Foreign travel advice

South Korea

Summary

A large-scale demonstration is scheduled to take place in Gwanghwamun Square and Seoul Plaza in central Seoul on Saturday 10 December 2016. The demonstration will officially begin at 6pm and finish at 9pm, but crowds are expected to gather earlier in the day and leave after midnight. The local authorities expect over 200,000 people to take part in the protest (although over 1,500,000 took part in the protest in Seoul on 3 December 2016). Public demonstrations in South Korea are mostly peaceful and well-policed, but you should take extra care as in any crowded place.

The typhoon season normally runs from June to November. You should monitor the progress of approaching storms and follow the instructions of the local authorities. See Natural disasters

Yellow dust pollution is common in South Korea during spring months. When the concentration levels of dust particles are high, residents and visitors are advised to stay indoors as much as possible, close windows and drink plenty of water. This is particularly important for the elderly and those with respiratory problems. Follow local media reporting and the Korean Meteorological Service website for latest advice.

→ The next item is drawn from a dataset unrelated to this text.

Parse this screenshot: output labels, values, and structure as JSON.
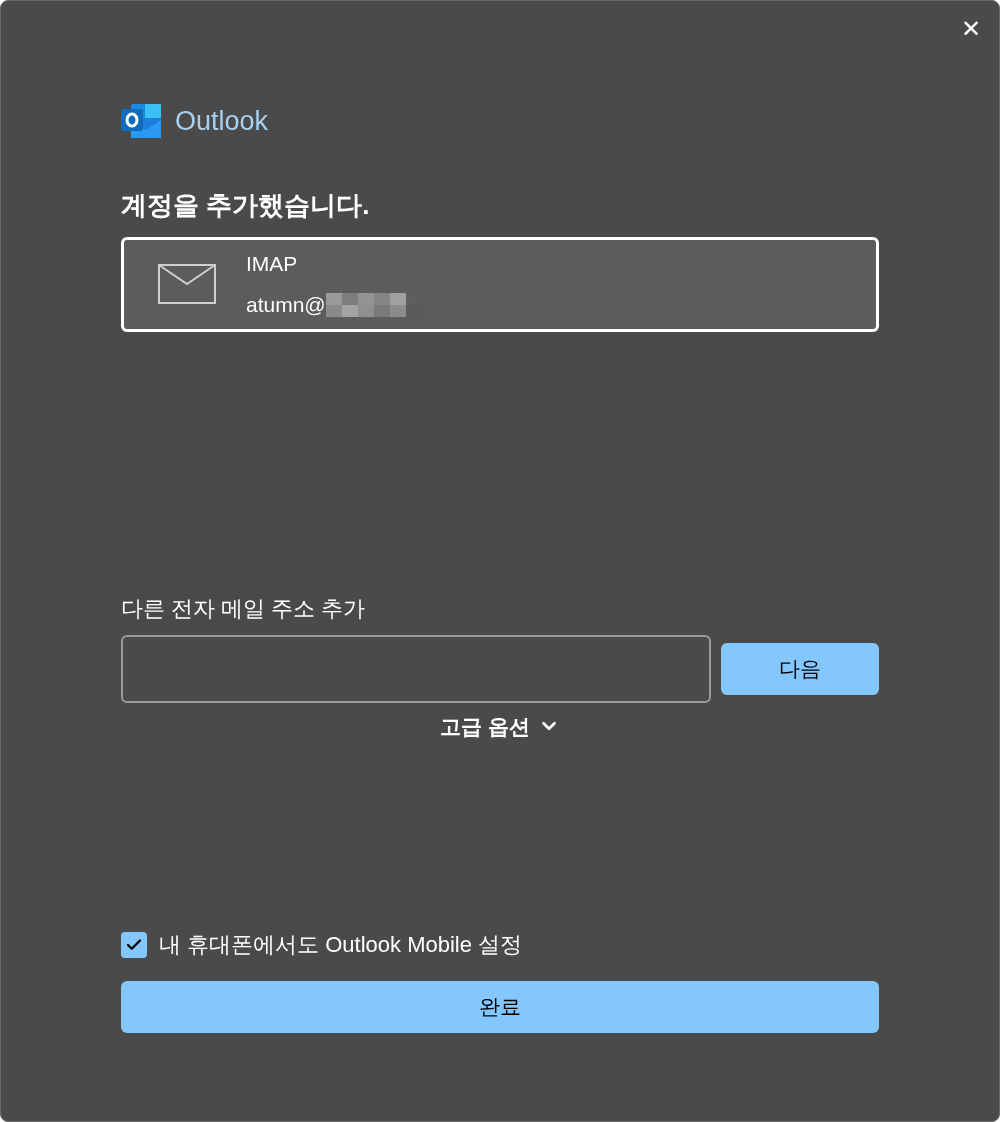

The level of tension on the Korean peninsula can change with little notice. See Political situation

It’s not possible to enter North Korea from South Korea without special permission.

The South Korean authorities sometimes hold nationwide civil emergency exercises. Sirens are sounded, transport stopped and some people are asked to take shelter in metro stations or basements. See Civil emergency exercises.

There is a low threat from terrorism. See Terrorism

Around 100,000 British nationals visit South Korea every year. Most visits are trouble-free.  

The Overseas Business Risk service offers information and advice for British companies operating overseas on how to manage political, economic, and business security-related risks.

Take out comprehensive travel and medical insurance before you travel.